- Practice healthy habits. There is ample research supporting the connection between lifestyle habits and mood. You can support your mental health by making it a habit to move your body daily, nourish yourself with healthy foods, get adequate sleep, find ways to manage stress, and cultivate meaningful social connections.
How to Support Others
- Remember that suffering isn’t always visible. People that appear to be doing OK might be struggling inside. If their suffering does manifest externally, it might present as irritability. Cultivate compassion for the co-worker in a bad mood or the person who cuts you in line and make a point of checking in with the loved ones in your life.
- Lead by example. Having the courage to talk openly about your own mental health creates an environment where other people will feel more comfortable opening up when they need help. When you mention in casual conversation that you see a therapist or are honest when people ask you how you’re doing, it paves the way for others to do the same.
- Be sincere when you check in with people. When you ask someone how they’re doing, make it clear that you really want to know the answer. If someone’s answer feels perfunctory, follow up with “How are you really?” or “Is there anything else you’d like to share?”

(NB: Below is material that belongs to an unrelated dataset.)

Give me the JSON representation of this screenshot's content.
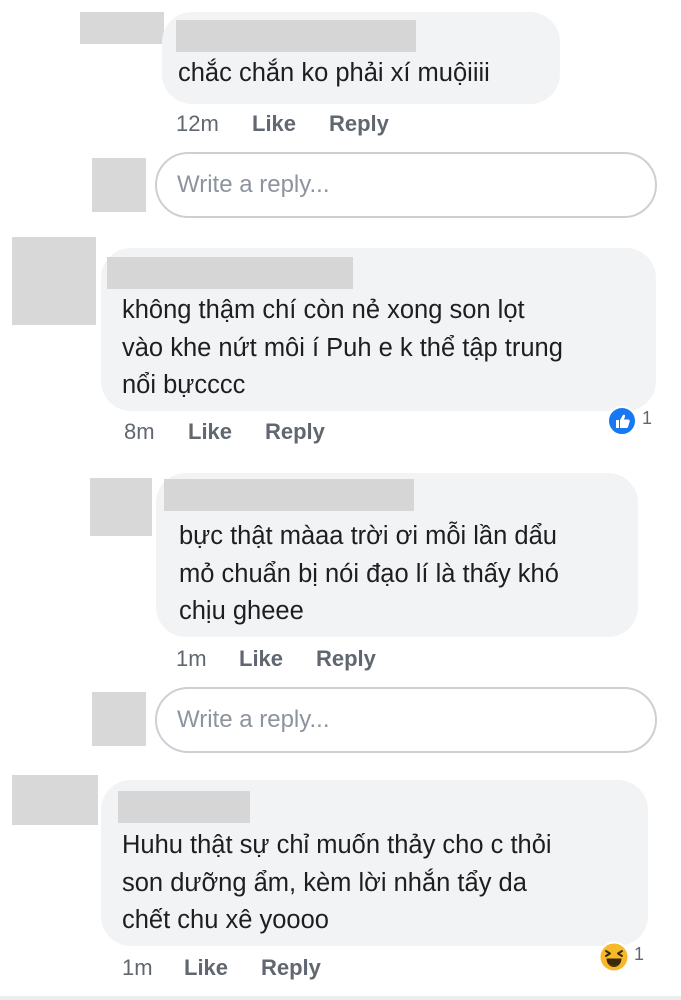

- Practice supportive listening. When people are sharing something important to them, practice listening with empathy. All that means, says Vortherms, is listening for how people are feeling and mirroring it back to them with a sound or gesture to let them know you heard and understand them — even if you don’t agree.

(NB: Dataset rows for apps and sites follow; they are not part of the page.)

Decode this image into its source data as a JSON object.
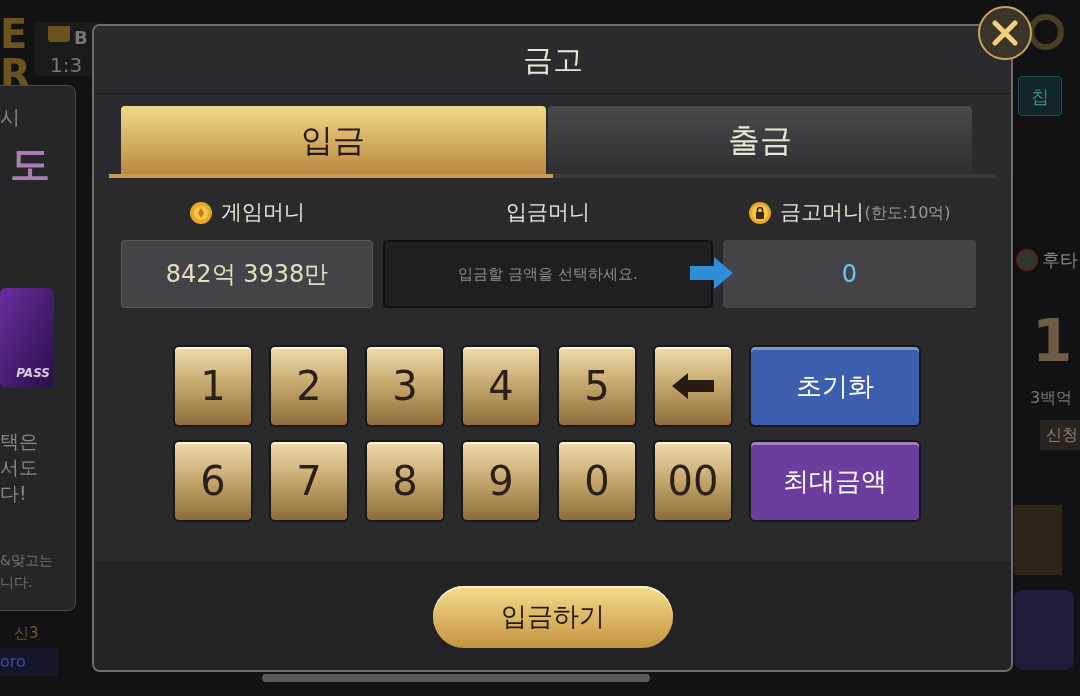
{
  "background": {
    "logo_letters": [
      "E",
      "R"
    ],
    "rank_label": "B",
    "score": "1:3",
    "promo_panel": {
      "top_line": "시",
      "headline": "도",
      "badge": "PASS",
      "body": [
        "택은",
        "서도",
        "다!"
      ],
      "footer": [
        "&맞고는",
        "니다."
      ]
    },
    "player_level": "신3",
    "player_name": "oro",
    "right": {
      "chip_button": "칩",
      "label": "후타",
      "big_number": "1",
      "amount": "3백억",
      "apply_button": "신청"
    }
  },
  "dialog": {
    "title": "금고",
    "tabs": [
      {
        "label": "입금",
        "selected": true
      },
      {
        "label": "출금",
        "selected": false
      }
    ],
    "columns": [
      {
        "kind": "coin",
        "label": "게임머니"
      },
      {
        "kind": "plain",
        "label": "입금머니"
      },
      {
        "kind": "lock",
        "label": "금고머니",
        "note": "(한도:10억)"
      }
    ],
    "game_money": "842억 3938만",
    "deposit_field": {
      "placeholder": "입금할 금액을 선택하세요."
    },
    "vault_money": "0",
    "keypad": [
      [
        {
          "kind": "digit",
          "label": "1"
        },
        {
          "kind": "digit",
          "label": "2"
        },
        {
          "kind": "digit",
          "label": "3"
        },
        {
          "kind": "digit",
          "label": "4"
        },
        {
          "kind": "digit",
          "label": "5"
        },
        {
          "kind": "backspace"
        },
        {
          "kind": "action",
          "label": "초기화",
          "color": "#3b5fae"
        }
      ],
      [
        {
          "kind": "digit",
          "label": "6"
        },
        {
          "kind": "digit",
          "label": "7"
        },
        {
          "kind": "digit",
          "label": "8"
        },
        {
          "kind": "digit",
          "label": "9"
        },
        {
          "kind": "digit",
          "label": "0"
        },
        {
          "kind": "digit",
          "label": "00"
        },
        {
          "kind": "action",
          "label": "최대금액",
          "color": "#6a3d9e"
        }
      ]
    ],
    "submit_button": "입금하기"
  }
}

- Address racialized trauma. In his book My Grandmother’s Hands, New York Times best-selling author and therapist Resmaa Menakem says that to heal racialized trauma in society we first must start with ourselves. Menakem explains that the origins of violence against Black bodies in the present day date back to white-on-white violence in medieval Europe, and that the latest research in epigenetics shows that memories of trauma are passed from a mother to her children for up to 14 generations. In other words, all bodies have racialized trauma that needs to be metabolized, says Menakem. His book offers simple exercises people can do at home to begin to heal themselves and our society.
Mental Health and Life Time
At Life Time, we positively impact the mental health of the communities we serve by empowering people to live a healthy way of life. “Mental health is and always has been important to Life Time,” says Pettrone Swalve. “It’s embedded in our mission.”
As mental-health resources go — especially free ones — few are more powerful than exercise. The relationship between physical activity and mental-health markers such as depression, anxiety, self-esteem, and cognitive function are well-documented says Anika Christ, RD, CPT, director of client optimization at Life Time. Put simply, exercise is “the best drug on the planet.”
Beyond movement, Life Time also addresses the various factors that influence a healthy lifestyle, including recovery, stress management and adequate sleep, mood and energy, and strong social connections.
“Our approach is naturally and intentionally focused on creating safe spaces for communities to grow,” says Pettrone Swalve. “Research shows that when you’re able to interact with others who are concerned about and invested in your well-being, your own confidence and self-value goes up.”
The healthy way of life is an ever-expanding, ever-evolving definition, says Pettrone Swalve, and it will continue to expand and change as our members come to us seeking new services and programs that support their healthy-living journeys.